By Tony McClean
Updated: February 26, 2005

Wilmer Fields

NEW HAVEN, Ct. — Back in 1996, just a few years following the baseball strike, I had the pleasure of interviewing one of the Negro League’s most underrated players. Known as “Big Red” in his heyday, Wilmer Fields was appearing at a local baseball card shop talking baseball and promoting his autobiography, “My Life In The Negro Leagues”.

The thing that struck me the most about Mr. Fields was how he truly enjoyed his experience in the Negro Leagues. Like many other Negro Leaguers following the signing of Jackie Robinson, Fields was approached by several Major League teams about playing in the big leagues.

His response was always the same, thanks, but no thanks. “They told me I would finally get the chance to play with the best”, Fields would say. “I was already making good money and I was comfortable. I didn’t need to play in the majors to prove myself. When I made the Negro Leagues, I was already playing with the best baseball players in the world”.

Standing 6-foot-3 and 220 pounds, Fields played quarterback at Virginia State University but he eagerly left school when he was recruited to play for the Homestead Grays in 1939.

After going 30-9 as a pitcher from 1940-42, he was inducted into the Army in 1943. He served in World War II before returning to the Grays, putting up a 72-17 record over the club’s final five seasons.

According to ”The Biographical Encyclopedia of the Negro Baseball Leagues,” Fields possessed a running fastball, a curve and a slider as a pitcher.

He was the Grays’ ace on their final championship team in 1948, going 7-1 in league games and winning his only decision in that fall’s Negro League World Series. In all, he played for eight championship teams with the Grays.

In 1952, though, Fields accepted a $14,000 offer to play for eventual Washington Redskins owner Jack Kent Cooke’s minor league team in Toronto. He hit .299 in the Triple-A International League and also played four seasons in the Canadian League, winning Most Valuable Player awards in 1951, 1954 and 1955.

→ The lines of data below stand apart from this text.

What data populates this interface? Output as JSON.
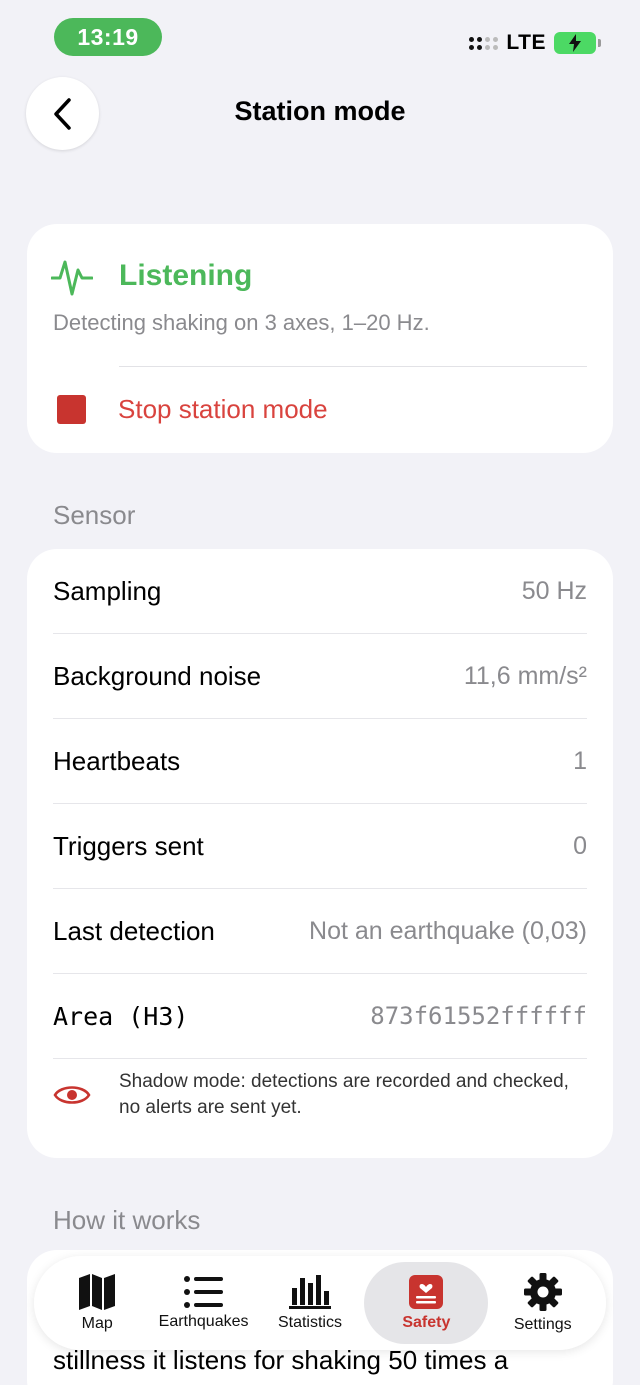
{
  "status_bar": {
    "time": "13:19",
    "network": "LTE"
  },
  "header": {
    "title": "Station mode"
  },
  "status_card": {
    "state": "Listening",
    "description": "Detecting shaking on 3 axes, 1–20 Hz.",
    "stop_label": "Stop station mode"
  },
  "sensor": {
    "section_title": "Sensor",
    "rows": [
      {
        "label": "Sampling",
        "value": "50 Hz"
      },
      {
        "label": "Background noise",
        "value": "11,6 mm/s²"
      },
      {
        "label": "Heartbeats",
        "value": "1"
      },
      {
        "label": "Triggers sent",
        "value": "0"
      },
      {
        "label": "Last detection",
        "value": "Not an earthquake (0,03)"
      },
      {
        "label": "Area (H3)",
        "value": "873f61552ffffff"
      }
    ],
    "shadow_note": "Shadow mode: detections are recorded and checked, no alerts are sent yet."
  },
  "how": {
    "section_title": "How it works",
    "text": "stillness it listens for shaking 50 times a"
  },
  "tabs": [
    {
      "label": "Map",
      "icon": "map-icon"
    },
    {
      "label": "Earthquakes",
      "icon": "list-icon"
    },
    {
      "label": "Statistics",
      "icon": "bar-chart-icon"
    },
    {
      "label": "Safety",
      "icon": "safety-icon",
      "active": true
    },
    {
      "label": "Settings",
      "icon": "gear-icon"
    }
  ],
  "colors": {
    "accent_green": "#4cb85a",
    "accent_red": "#c8342f",
    "background": "#f2f2f7"
  }
}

He later pitched and played third base for two seasons with minor-league Fort Wayne before hitting .392 in the Mexican League in 1958. Fields, who was able to see much of the world during his baseball career, also was MVP of the Puerto Rican League in the winter of 1948-49, the Venezuelan League in 1951-52 and the Colombian League in 1955-56.

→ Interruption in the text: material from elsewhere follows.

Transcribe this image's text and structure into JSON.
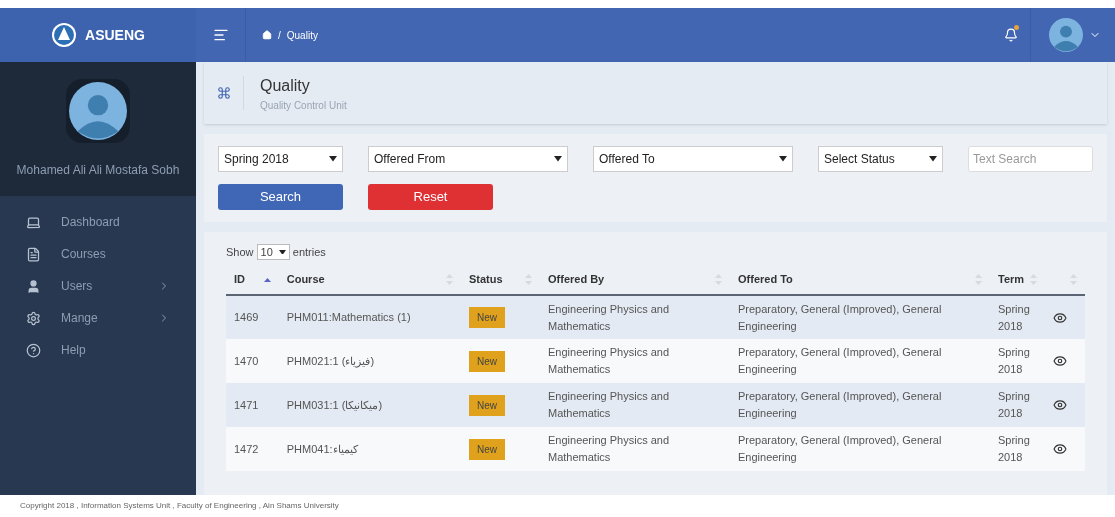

He left baseball in 1958 and initially took a job as a bricklayer’s helper. Disappointed by the low pay, he found more promising work as an alcohol counselor with the District government.

His work took him to reform schools and prisons. At the Lorton Correctional Complex, he organized baseball games between inmates and young Prince William County players.

He retired in the mid-1980s, worked briefly as a security guard and then became part of the new Negro League Baseball Players Association. As president since the mid-1990s, Mr. Fields organized autograph shows and held benefit auctions to raise money for many of his former colleagues from the diamond.

Mr. Fields passed away earlier this year on June 4 due to a long illness. The thing I’ll always remember about him was his enthusiasm about the game of baseball. It was something that stayed with him until his final days.

While players like Satchel Paige, Cool Papa Bell, and Josh Gibson got all the headlines, the Negro Leagues was also full of athletes whose talent and humility was something to be treasured.

NOTE: The Negro League Baseball Players Association, The Washington Post, the Manassas Journal Messenger all contributed to this story.